# [INSTRUCTIONS FOR THE TASK]
Using the listing below, return every line that includes "Equipment".
::::
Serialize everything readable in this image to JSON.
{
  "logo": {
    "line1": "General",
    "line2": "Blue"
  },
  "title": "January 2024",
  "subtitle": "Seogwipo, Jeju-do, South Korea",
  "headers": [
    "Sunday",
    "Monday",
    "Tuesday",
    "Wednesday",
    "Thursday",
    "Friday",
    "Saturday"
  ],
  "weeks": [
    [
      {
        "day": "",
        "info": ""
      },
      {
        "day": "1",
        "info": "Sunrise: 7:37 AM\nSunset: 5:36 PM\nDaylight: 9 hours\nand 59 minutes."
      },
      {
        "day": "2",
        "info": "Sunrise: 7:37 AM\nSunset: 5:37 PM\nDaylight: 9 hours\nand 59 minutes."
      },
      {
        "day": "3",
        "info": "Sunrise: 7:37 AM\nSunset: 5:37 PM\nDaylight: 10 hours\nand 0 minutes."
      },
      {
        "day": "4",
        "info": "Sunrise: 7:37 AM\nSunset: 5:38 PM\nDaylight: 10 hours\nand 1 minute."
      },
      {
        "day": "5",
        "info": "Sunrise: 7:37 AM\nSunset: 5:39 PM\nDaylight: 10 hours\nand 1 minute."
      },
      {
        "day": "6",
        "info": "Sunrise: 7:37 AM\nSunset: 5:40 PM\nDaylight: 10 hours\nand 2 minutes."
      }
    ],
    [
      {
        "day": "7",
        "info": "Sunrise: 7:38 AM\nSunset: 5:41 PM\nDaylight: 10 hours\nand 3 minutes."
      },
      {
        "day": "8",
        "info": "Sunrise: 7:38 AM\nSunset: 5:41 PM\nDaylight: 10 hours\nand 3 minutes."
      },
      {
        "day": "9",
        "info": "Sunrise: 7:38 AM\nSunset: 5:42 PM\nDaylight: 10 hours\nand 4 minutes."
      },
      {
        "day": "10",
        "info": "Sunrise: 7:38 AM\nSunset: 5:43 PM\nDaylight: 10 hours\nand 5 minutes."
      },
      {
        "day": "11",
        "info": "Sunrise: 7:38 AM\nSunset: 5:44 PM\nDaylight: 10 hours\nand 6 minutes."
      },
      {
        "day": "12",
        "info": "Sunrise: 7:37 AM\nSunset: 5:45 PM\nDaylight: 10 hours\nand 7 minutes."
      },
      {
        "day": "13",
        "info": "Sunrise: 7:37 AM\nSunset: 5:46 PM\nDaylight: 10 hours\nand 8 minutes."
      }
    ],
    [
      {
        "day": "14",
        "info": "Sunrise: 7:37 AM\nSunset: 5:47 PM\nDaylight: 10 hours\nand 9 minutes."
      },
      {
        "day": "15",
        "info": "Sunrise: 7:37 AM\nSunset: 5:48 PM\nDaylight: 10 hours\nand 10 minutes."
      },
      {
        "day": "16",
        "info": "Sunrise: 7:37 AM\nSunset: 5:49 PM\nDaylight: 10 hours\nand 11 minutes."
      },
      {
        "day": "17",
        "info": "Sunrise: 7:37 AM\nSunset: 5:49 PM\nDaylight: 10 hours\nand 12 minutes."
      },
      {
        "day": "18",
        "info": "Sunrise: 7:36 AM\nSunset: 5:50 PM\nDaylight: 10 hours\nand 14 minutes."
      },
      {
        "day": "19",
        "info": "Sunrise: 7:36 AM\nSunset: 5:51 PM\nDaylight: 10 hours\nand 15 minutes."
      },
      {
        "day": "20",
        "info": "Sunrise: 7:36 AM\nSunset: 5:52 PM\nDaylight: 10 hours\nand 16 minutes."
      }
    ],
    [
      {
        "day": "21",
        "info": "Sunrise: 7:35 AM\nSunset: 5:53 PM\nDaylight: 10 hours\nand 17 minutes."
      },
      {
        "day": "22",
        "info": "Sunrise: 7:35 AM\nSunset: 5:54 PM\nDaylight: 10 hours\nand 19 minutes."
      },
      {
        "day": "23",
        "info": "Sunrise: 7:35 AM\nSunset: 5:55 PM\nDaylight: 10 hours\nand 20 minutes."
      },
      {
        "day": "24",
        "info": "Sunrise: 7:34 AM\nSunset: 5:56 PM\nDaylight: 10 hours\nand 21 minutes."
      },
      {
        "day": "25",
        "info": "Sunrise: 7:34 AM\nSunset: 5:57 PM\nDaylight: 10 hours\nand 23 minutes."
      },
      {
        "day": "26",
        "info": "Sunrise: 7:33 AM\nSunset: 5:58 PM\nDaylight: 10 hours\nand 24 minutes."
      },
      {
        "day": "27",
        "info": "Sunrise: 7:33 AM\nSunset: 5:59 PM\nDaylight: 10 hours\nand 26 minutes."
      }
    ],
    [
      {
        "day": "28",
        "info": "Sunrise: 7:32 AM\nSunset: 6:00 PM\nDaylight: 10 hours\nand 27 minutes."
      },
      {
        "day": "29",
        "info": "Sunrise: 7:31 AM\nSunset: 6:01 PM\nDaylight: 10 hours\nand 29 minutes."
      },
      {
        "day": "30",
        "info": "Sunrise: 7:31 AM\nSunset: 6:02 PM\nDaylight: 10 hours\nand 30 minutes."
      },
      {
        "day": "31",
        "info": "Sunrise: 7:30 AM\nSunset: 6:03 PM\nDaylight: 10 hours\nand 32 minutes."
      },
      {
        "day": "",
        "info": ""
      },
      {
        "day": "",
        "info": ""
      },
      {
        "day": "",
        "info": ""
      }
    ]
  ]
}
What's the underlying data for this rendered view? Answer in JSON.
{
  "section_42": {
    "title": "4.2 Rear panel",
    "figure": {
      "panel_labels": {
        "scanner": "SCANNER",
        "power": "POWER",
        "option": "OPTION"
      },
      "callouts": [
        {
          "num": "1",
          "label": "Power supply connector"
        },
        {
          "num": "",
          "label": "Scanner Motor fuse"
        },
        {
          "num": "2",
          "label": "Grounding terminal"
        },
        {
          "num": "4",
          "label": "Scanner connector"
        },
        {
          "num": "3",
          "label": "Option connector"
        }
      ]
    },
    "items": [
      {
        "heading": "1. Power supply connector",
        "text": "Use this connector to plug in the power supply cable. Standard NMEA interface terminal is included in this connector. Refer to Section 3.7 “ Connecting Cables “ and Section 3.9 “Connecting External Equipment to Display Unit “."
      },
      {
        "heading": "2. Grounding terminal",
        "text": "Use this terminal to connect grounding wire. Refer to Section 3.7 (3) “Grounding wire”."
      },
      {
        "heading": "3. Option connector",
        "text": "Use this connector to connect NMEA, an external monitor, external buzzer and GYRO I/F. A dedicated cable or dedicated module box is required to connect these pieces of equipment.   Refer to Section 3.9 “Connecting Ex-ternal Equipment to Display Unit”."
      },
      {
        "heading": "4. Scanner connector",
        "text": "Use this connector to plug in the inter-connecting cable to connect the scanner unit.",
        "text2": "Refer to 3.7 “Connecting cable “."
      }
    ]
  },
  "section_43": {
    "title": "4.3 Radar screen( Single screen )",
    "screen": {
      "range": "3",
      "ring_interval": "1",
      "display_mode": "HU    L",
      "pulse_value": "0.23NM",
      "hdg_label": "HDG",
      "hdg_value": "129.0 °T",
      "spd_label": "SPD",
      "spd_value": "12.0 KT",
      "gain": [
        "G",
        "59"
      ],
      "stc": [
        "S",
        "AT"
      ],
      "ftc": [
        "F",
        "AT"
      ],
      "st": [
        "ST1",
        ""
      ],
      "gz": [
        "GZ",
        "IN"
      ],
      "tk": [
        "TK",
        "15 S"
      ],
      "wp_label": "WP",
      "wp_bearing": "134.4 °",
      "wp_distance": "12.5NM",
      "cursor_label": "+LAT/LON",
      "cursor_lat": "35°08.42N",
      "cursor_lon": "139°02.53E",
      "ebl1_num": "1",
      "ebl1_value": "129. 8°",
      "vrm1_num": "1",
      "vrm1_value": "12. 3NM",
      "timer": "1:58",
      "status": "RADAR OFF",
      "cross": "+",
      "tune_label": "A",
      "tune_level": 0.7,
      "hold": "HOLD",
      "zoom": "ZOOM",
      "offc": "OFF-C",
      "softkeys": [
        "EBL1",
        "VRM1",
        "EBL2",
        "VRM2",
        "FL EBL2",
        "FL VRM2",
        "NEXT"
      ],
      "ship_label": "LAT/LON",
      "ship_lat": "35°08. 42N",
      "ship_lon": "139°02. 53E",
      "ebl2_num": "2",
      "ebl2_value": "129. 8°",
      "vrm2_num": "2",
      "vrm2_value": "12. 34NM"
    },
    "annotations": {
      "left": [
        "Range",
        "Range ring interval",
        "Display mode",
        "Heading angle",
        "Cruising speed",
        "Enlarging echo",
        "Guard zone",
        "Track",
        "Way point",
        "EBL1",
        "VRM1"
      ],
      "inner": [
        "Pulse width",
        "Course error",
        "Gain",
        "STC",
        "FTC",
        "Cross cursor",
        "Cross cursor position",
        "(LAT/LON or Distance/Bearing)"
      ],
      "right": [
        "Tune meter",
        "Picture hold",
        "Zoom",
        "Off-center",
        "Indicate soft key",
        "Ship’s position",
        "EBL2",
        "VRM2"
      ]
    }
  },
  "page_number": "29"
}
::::
# [SOLUTION TO THE EXERCISE]
        "text": "Use this connector to plug in the power supply cable. Standard NMEA interface terminal is included in this connector. Refer to Section 3.7 “ Connecting Cables “ and Section 3.9 “Connecting External Equipment to Display Unit “."
        "text": "Use this connector to connect NMEA, an external monitor, external buzzer and GYRO I/F. A dedicated cable or dedicated module box is required to connect these pieces of equipment.   Refer to Section 3.9 “Connecting Ex-ternal Equipment to Display Unit”."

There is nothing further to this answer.